> _EXERCISE DESCRIPTION_: A single number is expected: the count of lines in the records below that contain "eller".

> _Component data from apps and pages_:
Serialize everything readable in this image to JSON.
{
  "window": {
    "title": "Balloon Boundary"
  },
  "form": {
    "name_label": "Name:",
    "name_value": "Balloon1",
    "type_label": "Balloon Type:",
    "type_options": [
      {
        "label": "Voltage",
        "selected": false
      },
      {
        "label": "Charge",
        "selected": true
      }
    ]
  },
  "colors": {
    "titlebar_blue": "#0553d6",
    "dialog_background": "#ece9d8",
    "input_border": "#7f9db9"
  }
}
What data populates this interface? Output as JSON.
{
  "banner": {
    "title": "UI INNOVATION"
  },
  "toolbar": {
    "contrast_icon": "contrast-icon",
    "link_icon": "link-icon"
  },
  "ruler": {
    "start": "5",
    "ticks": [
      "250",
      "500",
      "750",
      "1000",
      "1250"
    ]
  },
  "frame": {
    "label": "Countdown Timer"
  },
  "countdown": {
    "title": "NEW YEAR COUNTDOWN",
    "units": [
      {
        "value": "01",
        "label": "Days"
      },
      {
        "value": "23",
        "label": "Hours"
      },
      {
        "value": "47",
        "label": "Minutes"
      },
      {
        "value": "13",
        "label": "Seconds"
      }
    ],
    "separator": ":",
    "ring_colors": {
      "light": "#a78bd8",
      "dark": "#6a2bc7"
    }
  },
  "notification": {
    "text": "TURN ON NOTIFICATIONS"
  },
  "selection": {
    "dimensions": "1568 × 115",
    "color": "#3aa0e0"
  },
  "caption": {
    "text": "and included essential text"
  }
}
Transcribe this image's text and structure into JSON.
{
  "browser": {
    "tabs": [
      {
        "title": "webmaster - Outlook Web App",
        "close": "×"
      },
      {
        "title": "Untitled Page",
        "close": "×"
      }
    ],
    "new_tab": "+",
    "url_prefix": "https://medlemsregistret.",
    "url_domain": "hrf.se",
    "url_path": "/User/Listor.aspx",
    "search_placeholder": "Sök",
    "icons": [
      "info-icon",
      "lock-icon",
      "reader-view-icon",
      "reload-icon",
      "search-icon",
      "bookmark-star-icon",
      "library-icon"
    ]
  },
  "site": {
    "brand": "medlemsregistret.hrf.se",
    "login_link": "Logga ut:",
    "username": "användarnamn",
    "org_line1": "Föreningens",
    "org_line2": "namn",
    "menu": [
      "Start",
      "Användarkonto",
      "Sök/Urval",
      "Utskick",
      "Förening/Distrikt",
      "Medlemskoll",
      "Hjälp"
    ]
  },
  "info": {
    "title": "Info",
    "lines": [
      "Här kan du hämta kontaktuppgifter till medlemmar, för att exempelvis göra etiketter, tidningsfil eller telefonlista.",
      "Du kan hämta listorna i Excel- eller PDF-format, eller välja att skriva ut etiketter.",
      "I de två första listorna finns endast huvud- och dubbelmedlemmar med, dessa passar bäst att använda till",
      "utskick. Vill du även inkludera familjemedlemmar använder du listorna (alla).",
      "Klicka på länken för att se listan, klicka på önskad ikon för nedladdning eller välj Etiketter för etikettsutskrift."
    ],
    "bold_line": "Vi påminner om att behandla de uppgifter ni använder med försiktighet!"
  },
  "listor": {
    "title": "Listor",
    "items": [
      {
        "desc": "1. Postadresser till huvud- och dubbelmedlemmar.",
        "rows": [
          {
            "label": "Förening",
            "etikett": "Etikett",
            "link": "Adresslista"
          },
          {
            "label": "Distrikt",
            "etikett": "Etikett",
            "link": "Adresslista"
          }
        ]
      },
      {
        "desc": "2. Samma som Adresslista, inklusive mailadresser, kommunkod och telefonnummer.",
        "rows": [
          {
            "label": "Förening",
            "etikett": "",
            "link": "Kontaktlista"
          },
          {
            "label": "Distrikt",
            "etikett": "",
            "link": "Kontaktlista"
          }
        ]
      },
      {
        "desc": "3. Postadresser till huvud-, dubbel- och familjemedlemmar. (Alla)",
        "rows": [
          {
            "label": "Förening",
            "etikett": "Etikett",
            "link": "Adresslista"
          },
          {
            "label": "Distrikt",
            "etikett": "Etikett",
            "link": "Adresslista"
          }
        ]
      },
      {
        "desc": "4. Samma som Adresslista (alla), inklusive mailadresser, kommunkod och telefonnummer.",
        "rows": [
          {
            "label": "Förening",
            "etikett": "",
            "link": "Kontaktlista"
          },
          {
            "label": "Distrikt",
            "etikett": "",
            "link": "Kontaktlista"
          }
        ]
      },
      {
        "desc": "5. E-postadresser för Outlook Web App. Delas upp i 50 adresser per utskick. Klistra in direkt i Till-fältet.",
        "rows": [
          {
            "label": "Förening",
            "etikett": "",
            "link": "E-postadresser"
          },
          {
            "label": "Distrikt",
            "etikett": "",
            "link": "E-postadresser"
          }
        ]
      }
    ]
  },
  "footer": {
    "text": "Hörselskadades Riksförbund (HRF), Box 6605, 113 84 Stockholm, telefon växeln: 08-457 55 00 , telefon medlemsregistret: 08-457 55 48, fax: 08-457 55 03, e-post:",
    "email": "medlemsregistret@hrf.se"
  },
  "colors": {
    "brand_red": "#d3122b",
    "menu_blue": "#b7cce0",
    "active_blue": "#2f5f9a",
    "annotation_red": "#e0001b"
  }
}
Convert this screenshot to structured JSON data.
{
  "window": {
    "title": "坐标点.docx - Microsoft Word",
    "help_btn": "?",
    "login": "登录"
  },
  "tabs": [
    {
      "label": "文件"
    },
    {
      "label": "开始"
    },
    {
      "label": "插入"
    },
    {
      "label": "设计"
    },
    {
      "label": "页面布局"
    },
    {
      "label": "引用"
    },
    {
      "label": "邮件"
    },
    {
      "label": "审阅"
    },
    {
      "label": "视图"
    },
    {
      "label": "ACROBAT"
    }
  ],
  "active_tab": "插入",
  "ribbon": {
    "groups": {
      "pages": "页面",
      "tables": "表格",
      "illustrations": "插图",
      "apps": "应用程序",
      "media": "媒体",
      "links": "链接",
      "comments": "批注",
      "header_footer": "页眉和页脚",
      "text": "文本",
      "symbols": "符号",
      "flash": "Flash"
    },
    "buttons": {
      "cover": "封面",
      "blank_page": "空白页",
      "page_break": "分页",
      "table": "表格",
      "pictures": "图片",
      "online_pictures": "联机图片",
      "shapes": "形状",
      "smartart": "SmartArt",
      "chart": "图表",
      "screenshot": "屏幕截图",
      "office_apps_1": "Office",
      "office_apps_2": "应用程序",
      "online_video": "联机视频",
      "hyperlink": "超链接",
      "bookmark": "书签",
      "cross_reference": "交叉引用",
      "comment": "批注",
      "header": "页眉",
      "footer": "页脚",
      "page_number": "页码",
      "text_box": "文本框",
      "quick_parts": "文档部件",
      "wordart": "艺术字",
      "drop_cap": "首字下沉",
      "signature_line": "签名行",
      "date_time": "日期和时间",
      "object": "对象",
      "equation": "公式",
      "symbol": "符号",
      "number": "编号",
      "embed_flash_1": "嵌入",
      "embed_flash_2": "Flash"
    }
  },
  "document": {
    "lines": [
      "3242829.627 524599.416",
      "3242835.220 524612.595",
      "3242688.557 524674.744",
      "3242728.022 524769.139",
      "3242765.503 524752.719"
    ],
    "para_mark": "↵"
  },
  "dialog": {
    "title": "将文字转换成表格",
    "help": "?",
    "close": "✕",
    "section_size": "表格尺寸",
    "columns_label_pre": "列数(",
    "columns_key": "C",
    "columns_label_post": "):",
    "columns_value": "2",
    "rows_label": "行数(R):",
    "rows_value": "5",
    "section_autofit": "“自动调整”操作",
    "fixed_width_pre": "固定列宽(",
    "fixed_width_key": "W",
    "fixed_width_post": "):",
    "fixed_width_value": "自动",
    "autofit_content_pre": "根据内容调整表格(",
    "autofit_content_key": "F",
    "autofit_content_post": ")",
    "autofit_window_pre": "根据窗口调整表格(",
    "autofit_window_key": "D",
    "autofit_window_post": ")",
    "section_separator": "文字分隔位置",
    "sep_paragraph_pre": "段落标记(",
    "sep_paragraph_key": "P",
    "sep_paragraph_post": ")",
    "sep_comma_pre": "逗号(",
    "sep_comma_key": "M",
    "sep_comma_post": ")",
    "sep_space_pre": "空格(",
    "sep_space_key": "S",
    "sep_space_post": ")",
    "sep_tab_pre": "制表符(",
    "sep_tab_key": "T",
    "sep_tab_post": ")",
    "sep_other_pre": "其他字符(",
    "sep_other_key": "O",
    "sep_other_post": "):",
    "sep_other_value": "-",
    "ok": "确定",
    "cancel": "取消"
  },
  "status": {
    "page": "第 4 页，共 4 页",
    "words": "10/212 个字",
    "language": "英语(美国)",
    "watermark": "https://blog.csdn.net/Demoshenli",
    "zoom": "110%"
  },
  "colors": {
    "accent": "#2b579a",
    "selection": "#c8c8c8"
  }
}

> _TASK OUTPUT_: 3